/---
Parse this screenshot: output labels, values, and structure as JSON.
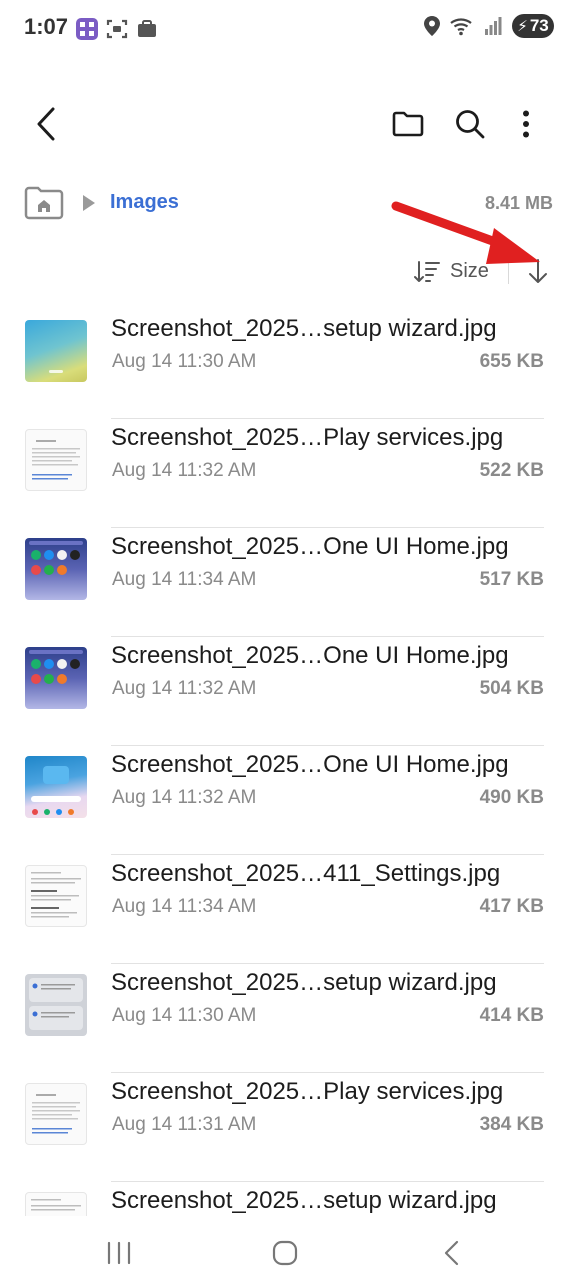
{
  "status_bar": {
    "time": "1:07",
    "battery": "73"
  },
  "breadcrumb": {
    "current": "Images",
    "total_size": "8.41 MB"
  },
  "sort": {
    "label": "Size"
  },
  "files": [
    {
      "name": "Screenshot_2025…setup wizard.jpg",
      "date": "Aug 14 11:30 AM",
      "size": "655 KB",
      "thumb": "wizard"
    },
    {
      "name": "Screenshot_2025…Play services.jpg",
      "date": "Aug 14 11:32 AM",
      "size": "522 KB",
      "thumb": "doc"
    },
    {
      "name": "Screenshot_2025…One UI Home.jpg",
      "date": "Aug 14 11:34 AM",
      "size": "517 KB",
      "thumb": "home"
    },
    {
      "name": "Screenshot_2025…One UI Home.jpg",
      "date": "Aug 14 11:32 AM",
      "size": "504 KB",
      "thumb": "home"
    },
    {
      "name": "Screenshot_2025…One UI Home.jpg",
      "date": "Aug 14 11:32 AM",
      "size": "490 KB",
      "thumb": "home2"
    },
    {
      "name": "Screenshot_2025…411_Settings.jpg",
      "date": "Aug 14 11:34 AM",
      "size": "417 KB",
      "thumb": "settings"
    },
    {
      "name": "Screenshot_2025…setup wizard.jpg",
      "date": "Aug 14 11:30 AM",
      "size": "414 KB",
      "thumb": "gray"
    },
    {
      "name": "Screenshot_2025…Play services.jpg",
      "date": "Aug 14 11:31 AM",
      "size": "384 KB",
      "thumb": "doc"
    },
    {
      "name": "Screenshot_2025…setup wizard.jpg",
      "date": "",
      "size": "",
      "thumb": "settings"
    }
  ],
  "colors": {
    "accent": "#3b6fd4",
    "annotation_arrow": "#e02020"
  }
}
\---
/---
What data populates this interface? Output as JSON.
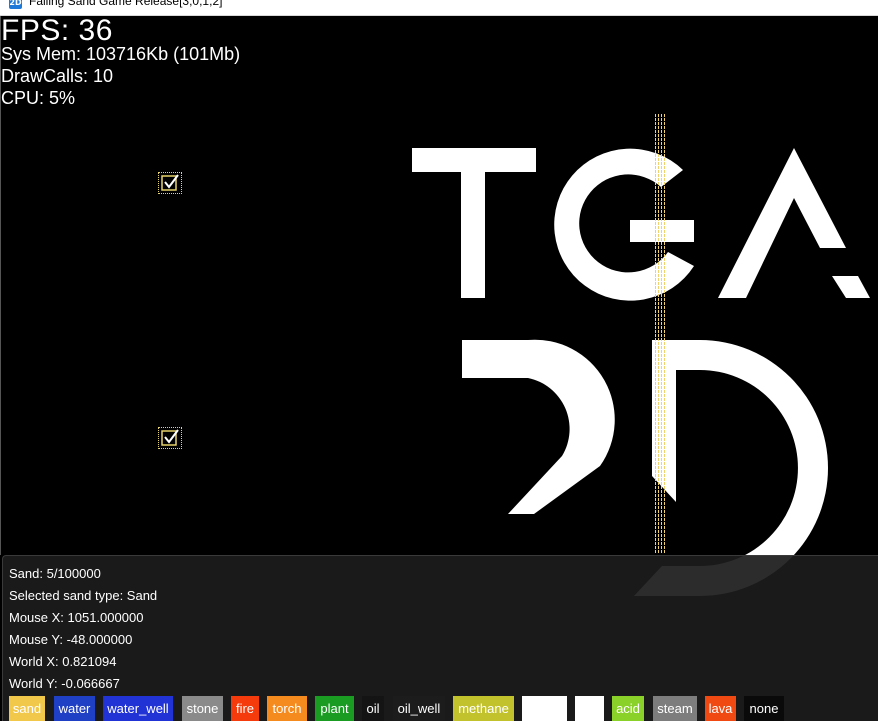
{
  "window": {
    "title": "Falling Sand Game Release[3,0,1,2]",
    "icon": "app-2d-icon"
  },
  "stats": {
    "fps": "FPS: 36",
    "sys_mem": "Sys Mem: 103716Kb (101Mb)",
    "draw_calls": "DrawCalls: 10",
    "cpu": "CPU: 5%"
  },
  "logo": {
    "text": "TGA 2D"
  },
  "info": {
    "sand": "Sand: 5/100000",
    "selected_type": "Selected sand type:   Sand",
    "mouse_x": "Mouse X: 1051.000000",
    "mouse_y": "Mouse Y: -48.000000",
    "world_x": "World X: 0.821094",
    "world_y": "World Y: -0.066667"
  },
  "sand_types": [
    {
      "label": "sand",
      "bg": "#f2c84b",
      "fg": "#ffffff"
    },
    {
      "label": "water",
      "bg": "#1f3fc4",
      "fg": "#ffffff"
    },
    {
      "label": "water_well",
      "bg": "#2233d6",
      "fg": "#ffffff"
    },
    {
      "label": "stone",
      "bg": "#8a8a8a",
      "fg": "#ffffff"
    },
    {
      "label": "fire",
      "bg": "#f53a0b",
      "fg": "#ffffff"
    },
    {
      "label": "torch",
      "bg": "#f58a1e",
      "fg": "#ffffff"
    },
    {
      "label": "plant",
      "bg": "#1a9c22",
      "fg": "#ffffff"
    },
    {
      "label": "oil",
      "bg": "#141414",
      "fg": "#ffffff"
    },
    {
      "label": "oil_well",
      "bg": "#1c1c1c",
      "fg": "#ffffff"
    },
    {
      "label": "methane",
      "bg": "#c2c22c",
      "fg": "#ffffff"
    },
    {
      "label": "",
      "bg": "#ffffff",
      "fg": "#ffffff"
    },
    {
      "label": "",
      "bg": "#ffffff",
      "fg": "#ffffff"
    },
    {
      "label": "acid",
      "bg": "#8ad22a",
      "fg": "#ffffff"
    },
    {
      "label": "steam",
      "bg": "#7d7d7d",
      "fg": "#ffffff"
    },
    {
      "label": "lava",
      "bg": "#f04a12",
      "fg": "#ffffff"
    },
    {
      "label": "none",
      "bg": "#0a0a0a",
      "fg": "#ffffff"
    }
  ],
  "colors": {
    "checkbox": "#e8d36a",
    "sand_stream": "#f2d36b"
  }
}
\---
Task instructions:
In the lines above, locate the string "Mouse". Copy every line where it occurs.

Solution for this task:
    "mouse_x": "Mouse X: 1051.000000",
    "mouse_y": "Mouse Y: -48.000000",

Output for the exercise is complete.